We, as Africans, have always told stories and communicated via art forms whether it be through songs and music, or sculptures and paintings.
Despite this, there is hardly any representation of great, contemporary African artwork in the international art market. I find this astonishing given the amount of amazing pieces I have seen myself when at home and in other African countries from Nigeria and Ghana, to Mozamique, Kenya, South Africa and more . There is also an overwhelming amount of fantastic art overseas within the African diaspora that is not exhibited enough. How has the global art market not yet clocked on to this especially in comparison to growth of other art markets such as Asia?
I realised that some of this may be due to a lack of information and exposure to modern and contemporary African art and its artists. There is an abundance of talent, but not enough platforms that show or speak about it. Nor is there enough representation between the artists themselves and potential buyers.
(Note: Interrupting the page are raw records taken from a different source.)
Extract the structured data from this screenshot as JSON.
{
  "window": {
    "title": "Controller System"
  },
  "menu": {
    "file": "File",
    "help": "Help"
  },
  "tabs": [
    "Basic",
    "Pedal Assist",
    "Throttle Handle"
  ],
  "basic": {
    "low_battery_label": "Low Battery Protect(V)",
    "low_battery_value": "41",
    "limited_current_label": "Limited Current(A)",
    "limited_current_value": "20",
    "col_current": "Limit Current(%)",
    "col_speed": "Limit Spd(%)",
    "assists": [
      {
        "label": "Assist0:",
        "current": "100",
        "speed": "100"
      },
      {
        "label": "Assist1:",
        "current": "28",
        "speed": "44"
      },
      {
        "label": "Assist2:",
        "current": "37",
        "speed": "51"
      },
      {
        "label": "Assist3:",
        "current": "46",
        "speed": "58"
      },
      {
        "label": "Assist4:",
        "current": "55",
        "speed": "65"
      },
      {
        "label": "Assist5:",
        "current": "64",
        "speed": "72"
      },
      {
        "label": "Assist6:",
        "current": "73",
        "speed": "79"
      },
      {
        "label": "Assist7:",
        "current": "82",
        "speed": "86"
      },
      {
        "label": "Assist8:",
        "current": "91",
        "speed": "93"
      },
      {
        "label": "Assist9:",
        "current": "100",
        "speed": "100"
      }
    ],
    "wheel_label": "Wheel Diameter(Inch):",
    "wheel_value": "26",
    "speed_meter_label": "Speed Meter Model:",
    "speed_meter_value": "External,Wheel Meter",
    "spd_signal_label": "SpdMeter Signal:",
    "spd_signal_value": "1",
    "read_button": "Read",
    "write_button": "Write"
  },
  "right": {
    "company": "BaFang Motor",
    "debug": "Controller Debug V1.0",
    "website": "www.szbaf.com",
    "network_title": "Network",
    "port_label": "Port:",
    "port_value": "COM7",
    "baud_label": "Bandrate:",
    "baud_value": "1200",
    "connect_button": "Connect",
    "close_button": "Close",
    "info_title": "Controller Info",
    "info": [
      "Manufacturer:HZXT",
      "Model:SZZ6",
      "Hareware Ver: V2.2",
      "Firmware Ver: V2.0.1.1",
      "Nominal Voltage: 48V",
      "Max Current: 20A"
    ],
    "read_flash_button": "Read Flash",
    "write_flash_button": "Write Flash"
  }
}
So I decided to create The Afropolitan Collector.
The Afropolitan Collector is an art consultancy platform that provides fresh insights into buying, selecting and acquiring modern and contemporary work from Africa and its diaspora.
We work with auction houses, galleries and independent artists to help clients seek and select modern and contemporary African art - including paintings, drawings, photographs and sculptures - for their home, business or personal collection.
Whether you are an experienced collector or brand new to modern and contemporary African art, we want you to use The Afropolitan Collector as a tool, reference and an informative guide to enjoying and experiencing art from Africa and its diaspora.
"The love of beauty"
The Afropolitan Collector logo is made up two nsibidi symbols that depict 'love' and 'beauty' translated in modern language as: 'the love of beauty'.
Believed to be several centuries old, nsibidi icons have been found on excavated pottery, ceramic artefacts and headrests dating back to periods ranging between 400 and 1400 CE in the Calabar area of Cross River State, Nigeria.
Being Africa’s oldest scripted form behind hieroglyphics, nsibidi has been used to document history, celebrate people’s heritage, instruct values, reinforce communication, deliberate on key issues, and resolve conflicts of love and war.
Though it is indigenous to the people occupying the southeastern region of modern Nigeria, nsibidi was more commonly associated with the Ejagham people of northern Cross River State where it is believed to have spread to surrounding ethnic groups like the Ibibios, Efiks, and Igbos, influencing their art forms and undergoing notable transformation in the process.